(EXERCISE DESCRIPTION): Each line of the data holding "content" should be found and copied.

(THE INPUT):
◇ ◇ ◇ ◇

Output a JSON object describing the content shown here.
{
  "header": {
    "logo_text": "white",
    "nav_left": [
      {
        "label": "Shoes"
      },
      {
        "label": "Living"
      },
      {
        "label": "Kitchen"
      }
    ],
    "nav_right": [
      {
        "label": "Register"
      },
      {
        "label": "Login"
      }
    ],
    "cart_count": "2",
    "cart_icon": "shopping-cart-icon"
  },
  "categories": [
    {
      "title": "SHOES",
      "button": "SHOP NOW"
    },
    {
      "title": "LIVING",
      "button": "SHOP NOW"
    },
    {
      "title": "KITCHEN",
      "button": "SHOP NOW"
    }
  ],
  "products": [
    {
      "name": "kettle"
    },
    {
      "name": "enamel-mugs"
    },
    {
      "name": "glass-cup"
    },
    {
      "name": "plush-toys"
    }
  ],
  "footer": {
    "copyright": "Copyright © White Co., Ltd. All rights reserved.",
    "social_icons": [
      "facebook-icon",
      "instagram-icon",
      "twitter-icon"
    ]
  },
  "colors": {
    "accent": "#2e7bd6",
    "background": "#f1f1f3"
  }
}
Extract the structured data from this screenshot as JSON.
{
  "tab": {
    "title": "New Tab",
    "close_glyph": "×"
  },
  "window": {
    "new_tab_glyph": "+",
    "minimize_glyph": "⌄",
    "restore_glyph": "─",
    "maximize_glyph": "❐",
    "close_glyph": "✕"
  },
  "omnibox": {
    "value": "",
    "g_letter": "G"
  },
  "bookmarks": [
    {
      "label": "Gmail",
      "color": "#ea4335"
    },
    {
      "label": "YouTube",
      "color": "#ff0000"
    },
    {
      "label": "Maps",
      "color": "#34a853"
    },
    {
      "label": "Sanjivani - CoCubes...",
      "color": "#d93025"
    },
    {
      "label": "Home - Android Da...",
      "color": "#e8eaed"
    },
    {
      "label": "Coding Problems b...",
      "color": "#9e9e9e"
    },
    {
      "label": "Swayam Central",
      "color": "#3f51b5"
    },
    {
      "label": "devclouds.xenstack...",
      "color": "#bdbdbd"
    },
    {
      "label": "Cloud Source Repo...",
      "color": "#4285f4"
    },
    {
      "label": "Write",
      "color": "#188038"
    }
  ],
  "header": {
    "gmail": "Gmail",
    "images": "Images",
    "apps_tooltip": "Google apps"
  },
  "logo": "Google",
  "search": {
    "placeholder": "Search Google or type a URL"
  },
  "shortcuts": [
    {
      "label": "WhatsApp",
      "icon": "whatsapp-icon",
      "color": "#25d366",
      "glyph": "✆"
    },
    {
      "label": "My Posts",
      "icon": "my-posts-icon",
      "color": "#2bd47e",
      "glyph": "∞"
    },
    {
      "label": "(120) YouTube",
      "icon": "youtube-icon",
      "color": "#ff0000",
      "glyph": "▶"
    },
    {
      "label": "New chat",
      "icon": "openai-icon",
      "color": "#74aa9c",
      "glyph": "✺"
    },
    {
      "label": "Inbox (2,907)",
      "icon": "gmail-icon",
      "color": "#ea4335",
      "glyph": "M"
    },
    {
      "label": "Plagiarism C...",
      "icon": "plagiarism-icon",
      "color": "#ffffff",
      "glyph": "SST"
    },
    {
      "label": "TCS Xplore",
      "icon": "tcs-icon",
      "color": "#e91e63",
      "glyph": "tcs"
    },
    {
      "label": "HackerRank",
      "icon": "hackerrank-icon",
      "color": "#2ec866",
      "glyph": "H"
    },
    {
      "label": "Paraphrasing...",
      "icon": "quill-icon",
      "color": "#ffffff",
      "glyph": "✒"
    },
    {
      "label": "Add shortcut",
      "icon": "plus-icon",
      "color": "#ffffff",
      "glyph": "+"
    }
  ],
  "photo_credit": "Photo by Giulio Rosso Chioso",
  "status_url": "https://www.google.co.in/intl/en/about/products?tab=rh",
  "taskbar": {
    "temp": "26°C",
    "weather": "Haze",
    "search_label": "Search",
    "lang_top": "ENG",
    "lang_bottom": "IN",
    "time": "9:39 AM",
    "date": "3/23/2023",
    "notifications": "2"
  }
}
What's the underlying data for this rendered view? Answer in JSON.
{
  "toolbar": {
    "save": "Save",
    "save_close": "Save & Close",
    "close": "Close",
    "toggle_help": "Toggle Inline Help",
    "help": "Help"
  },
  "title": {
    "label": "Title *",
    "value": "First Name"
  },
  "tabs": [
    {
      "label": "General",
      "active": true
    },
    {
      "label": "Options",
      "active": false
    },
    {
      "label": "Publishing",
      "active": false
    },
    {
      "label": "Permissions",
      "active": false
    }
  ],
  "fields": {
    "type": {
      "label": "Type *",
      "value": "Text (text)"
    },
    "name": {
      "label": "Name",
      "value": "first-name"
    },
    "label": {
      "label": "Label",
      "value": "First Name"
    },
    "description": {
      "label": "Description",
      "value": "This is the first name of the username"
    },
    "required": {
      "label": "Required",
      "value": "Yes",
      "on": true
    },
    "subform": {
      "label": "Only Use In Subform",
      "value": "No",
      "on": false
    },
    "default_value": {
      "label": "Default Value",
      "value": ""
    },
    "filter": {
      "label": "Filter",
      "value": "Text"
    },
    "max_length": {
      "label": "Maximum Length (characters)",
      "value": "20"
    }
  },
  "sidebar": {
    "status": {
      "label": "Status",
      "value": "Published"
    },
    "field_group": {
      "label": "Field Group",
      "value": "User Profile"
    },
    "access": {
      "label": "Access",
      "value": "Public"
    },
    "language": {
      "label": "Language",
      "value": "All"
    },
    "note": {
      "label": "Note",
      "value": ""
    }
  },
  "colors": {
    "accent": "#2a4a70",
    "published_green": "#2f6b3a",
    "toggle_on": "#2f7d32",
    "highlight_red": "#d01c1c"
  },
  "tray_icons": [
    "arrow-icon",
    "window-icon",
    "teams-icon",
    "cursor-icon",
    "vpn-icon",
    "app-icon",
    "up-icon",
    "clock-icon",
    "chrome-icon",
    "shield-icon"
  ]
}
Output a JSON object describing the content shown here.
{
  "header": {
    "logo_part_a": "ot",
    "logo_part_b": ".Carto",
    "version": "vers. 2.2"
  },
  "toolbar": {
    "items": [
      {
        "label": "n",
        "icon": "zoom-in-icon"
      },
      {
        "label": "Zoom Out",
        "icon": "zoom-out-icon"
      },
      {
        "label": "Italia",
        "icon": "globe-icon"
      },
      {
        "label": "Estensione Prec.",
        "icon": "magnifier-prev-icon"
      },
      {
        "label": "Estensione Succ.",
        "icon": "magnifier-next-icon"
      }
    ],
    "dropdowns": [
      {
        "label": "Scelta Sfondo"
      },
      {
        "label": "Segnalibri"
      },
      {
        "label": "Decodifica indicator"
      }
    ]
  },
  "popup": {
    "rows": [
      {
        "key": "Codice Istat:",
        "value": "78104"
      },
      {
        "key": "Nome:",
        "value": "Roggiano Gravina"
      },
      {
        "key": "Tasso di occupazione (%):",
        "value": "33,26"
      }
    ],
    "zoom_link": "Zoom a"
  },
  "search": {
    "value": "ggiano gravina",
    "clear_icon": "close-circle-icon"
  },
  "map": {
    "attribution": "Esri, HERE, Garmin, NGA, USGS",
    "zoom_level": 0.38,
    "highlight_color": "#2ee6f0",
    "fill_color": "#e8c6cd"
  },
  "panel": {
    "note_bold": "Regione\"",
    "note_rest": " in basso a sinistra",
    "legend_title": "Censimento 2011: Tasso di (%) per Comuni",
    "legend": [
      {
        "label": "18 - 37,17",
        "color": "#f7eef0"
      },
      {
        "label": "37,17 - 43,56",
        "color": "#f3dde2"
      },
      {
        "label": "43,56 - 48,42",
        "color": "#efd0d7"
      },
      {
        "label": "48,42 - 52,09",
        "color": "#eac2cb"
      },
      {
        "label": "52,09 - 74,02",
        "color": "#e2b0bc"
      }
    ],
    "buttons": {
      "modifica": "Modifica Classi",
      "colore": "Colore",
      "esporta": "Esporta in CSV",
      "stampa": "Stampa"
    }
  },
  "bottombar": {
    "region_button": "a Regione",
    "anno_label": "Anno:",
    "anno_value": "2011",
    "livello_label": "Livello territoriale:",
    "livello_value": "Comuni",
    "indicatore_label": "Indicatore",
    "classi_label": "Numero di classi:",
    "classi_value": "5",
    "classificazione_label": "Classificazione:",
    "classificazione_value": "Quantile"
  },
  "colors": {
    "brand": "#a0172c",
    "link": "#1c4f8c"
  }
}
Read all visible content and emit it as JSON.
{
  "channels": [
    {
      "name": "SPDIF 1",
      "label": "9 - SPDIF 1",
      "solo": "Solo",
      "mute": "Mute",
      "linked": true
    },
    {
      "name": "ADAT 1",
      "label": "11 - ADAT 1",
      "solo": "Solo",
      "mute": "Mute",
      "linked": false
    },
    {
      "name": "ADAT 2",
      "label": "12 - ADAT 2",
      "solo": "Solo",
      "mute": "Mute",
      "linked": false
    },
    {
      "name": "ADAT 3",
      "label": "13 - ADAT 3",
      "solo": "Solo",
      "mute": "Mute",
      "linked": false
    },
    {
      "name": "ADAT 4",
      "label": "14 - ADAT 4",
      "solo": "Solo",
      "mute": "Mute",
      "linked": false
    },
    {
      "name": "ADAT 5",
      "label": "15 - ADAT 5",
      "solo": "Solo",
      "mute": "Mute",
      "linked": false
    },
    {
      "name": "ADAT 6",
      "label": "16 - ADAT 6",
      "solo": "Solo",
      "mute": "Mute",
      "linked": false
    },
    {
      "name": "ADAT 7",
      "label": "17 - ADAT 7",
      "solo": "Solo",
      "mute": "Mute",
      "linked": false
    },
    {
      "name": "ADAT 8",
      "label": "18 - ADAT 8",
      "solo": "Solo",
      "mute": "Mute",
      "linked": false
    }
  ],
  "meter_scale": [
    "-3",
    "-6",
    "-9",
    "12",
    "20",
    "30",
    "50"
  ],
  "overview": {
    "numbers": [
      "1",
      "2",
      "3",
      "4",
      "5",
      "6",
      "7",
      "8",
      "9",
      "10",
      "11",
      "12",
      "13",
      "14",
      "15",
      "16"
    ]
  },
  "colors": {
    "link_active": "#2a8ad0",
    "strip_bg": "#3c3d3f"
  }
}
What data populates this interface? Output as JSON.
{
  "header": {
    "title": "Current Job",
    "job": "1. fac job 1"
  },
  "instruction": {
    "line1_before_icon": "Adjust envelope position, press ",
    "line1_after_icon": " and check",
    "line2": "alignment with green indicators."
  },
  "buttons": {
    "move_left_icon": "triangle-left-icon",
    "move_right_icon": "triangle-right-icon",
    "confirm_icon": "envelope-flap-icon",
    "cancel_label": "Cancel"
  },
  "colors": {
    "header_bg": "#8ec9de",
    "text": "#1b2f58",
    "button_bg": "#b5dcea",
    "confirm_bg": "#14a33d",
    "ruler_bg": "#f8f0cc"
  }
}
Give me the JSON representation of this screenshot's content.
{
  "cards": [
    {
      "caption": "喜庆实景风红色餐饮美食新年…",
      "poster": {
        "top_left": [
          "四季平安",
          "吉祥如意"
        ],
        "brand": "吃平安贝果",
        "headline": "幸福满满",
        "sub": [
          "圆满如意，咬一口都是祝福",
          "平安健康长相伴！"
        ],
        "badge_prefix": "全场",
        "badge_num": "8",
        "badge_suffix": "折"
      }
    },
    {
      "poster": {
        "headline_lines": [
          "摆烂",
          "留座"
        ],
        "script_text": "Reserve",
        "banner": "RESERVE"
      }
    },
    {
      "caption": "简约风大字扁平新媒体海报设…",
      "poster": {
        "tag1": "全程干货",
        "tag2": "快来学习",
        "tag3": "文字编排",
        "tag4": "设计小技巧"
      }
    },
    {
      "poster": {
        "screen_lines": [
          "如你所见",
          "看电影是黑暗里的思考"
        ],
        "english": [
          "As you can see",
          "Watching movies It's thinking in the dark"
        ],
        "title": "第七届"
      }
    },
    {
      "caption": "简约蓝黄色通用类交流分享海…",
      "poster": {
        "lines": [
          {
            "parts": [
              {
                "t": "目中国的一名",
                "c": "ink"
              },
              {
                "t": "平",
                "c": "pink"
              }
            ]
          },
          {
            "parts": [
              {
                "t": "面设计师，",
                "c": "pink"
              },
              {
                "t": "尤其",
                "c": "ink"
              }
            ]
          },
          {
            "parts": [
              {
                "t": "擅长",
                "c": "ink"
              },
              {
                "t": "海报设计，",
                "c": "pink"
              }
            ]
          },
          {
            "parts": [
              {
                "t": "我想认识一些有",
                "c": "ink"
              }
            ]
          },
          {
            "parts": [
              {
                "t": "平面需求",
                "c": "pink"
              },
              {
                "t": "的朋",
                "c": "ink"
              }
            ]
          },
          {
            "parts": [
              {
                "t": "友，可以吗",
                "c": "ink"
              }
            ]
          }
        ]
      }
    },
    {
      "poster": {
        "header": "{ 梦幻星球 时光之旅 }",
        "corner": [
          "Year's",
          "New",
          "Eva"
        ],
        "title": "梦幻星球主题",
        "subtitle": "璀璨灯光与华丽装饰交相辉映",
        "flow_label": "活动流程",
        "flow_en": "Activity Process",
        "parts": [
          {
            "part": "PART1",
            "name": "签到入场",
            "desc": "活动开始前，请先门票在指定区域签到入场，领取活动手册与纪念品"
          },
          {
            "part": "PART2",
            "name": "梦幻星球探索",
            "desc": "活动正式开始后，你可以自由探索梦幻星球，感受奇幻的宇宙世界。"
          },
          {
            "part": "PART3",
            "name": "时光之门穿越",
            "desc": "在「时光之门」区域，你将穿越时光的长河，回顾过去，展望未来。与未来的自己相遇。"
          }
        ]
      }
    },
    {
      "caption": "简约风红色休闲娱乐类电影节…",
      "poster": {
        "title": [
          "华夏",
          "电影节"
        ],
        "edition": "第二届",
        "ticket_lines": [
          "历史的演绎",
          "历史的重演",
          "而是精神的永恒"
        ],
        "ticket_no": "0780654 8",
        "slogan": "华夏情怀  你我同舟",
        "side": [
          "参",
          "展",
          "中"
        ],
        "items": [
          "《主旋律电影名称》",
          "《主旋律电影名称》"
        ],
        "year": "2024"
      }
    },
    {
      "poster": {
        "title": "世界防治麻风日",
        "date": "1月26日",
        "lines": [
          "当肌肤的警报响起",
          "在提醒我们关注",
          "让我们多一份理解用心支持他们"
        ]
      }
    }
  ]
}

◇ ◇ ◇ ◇

(TASK SOLUTION):
Output a JSON object describing the content shown here.
Output a JSON object describing the content shown here.
Read all visible content and emit it as JSON.
Give me the JSON representation of this screenshot's content.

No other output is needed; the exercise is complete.